Output every record again so that it matches the original word for word.

-*-

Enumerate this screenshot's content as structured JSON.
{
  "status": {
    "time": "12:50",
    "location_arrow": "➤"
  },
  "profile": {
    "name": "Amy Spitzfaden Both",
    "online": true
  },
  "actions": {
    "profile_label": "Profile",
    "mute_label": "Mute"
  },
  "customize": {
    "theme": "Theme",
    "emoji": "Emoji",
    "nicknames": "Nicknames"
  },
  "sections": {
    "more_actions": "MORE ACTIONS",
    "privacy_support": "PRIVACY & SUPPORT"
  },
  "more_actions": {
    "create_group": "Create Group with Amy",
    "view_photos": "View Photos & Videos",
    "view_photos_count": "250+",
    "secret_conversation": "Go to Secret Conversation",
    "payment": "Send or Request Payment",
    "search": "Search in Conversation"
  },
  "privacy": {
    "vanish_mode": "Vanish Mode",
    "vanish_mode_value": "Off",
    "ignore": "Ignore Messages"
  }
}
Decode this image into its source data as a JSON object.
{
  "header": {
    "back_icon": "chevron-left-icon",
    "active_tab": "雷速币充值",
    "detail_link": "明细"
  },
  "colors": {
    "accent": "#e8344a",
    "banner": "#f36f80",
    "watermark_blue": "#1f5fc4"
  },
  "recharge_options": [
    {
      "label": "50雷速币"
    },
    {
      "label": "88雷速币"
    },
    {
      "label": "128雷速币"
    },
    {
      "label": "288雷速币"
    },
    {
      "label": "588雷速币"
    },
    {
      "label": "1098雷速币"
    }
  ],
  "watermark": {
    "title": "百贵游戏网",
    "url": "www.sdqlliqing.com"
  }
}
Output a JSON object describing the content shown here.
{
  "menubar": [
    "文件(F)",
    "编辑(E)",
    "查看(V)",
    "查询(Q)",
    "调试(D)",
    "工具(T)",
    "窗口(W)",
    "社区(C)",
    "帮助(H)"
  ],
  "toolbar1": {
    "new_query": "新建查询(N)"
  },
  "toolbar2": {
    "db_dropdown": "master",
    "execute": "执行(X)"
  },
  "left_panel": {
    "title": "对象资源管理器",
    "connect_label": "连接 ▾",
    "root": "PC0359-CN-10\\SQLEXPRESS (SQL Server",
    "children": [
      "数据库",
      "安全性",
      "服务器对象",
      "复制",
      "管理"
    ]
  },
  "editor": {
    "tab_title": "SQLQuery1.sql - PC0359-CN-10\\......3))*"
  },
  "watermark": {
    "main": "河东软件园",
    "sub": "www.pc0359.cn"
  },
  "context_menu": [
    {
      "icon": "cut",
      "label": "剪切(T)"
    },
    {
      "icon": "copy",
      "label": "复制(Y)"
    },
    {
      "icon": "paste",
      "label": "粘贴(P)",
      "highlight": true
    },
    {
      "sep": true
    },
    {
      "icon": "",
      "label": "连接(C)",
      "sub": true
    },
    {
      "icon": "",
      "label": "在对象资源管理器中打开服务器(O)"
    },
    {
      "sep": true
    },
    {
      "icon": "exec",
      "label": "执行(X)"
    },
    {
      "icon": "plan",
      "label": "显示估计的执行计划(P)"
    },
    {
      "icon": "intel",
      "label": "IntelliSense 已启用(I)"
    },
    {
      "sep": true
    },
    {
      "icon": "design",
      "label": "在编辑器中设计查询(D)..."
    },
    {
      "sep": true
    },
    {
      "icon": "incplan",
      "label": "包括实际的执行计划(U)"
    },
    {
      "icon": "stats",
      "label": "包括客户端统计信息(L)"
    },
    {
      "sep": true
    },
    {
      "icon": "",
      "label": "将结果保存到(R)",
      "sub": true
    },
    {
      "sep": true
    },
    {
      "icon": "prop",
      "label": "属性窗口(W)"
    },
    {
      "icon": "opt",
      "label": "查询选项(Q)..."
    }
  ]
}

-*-

§ Answer space:
Enumerate this screenshot's content as structured JSON.
{
  "status": {
    "time": "12:50",
    "location_arrow": "➤"
  },
  "profile": {
    "name": "Amy Spitzfaden Both",
    "online": true
  },
  "actions": {
    "profile_label": "Profile",
    "mute_label": "Mute"
  },
  "customize": {
    "theme": "Theme",
    "emoji": "Emoji",
    "nicknames": "Nicknames"
  },
  "sections": {
    "more_actions": "MORE ACTIONS",
    "privacy_support": "PRIVACY & SUPPORT"
  },
  "more_actions": {
    "create_group": "Create Group with Amy",
    "view_photos": "View Photos & Videos",
    "view_photos_count": "250+",
    "secret_conversation": "Go to Secret Conversation",
    "payment": "Send or Request Payment",
    "search": "Search in Conversation"
  },
  "privacy": {
    "vanish_mode": "Vanish Mode",
    "vanish_mode_value": "Off",
    "ignore": "Ignore Messages"
  }
}
Decode this image into its source data as a JSON object.
{
  "header": {
    "back_icon": "chevron-left-icon",
    "active_tab": "雷速币充值",
    "detail_link": "明细"
  },
  "colors": {
    "accent": "#e8344a",
    "banner": "#f36f80",
    "watermark_blue": "#1f5fc4"
  },
  "recharge_options": [
    {
      "label": "50雷速币"
    },
    {
      "label": "88雷速币"
    },
    {
      "label": "128雷速币"
    },
    {
      "label": "288雷速币"
    },
    {
      "label": "588雷速币"
    },
    {
      "label": "1098雷速币"
    }
  ],
  "watermark": {
    "title": "百贵游戏网",
    "url": "www.sdqlliqing.com"
  }
}
Output a JSON object describing the content shown here.
{
  "menubar": [
    "文件(F)",
    "编辑(E)",
    "查看(V)",
    "查询(Q)",
    "调试(D)",
    "工具(T)",
    "窗口(W)",
    "社区(C)",
    "帮助(H)"
  ],
  "toolbar1": {
    "new_query": "新建查询(N)"
  },
  "toolbar2": {
    "db_dropdown": "master",
    "execute": "执行(X)"
  },
  "left_panel": {
    "title": "对象资源管理器",
    "connect_label": "连接 ▾",
    "root": "PC0359-CN-10\\SQLEXPRESS (SQL Server",
    "children": [
      "数据库",
      "安全性",
      "服务器对象",
      "复制",
      "管理"
    ]
  },
  "editor": {
    "tab_title": "SQLQuery1.sql - PC0359-CN-10\\......3))*"
  },
  "watermark": {
    "main": "河东软件园",
    "sub": "www.pc0359.cn"
  },
  "context_menu": [
    {
      "icon": "cut",
      "label": "剪切(T)"
    },
    {
      "icon": "copy",
      "label": "复制(Y)"
    },
    {
      "icon": "paste",
      "label": "粘贴(P)",
      "highlight": true
    },
    {
      "sep": true
    },
    {
      "icon": "",
      "label": "连接(C)",
      "sub": true
    },
    {
      "icon": "",
      "label": "在对象资源管理器中打开服务器(O)"
    },
    {
      "sep": true
    },
    {
      "icon": "exec",
      "label": "执行(X)"
    },
    {
      "icon": "plan",
      "label": "显示估计的执行计划(P)"
    },
    {
      "icon": "intel",
      "label": "IntelliSense 已启用(I)"
    },
    {
      "sep": true
    },
    {
      "icon": "design",
      "label": "在编辑器中设计查询(D)..."
    },
    {
      "sep": true
    },
    {
      "icon": "incplan",
      "label": "包括实际的执行计划(U)"
    },
    {
      "icon": "stats",
      "label": "包括客户端统计信息(L)"
    },
    {
      "sep": true
    },
    {
      "icon": "",
      "label": "将结果保存到(R)",
      "sub": true
    },
    {
      "sep": true
    },
    {
      "icon": "prop",
      "label": "属性窗口(W)"
    },
    {
      "icon": "opt",
      "label": "查询选项(Q)..."
    }
  ]
}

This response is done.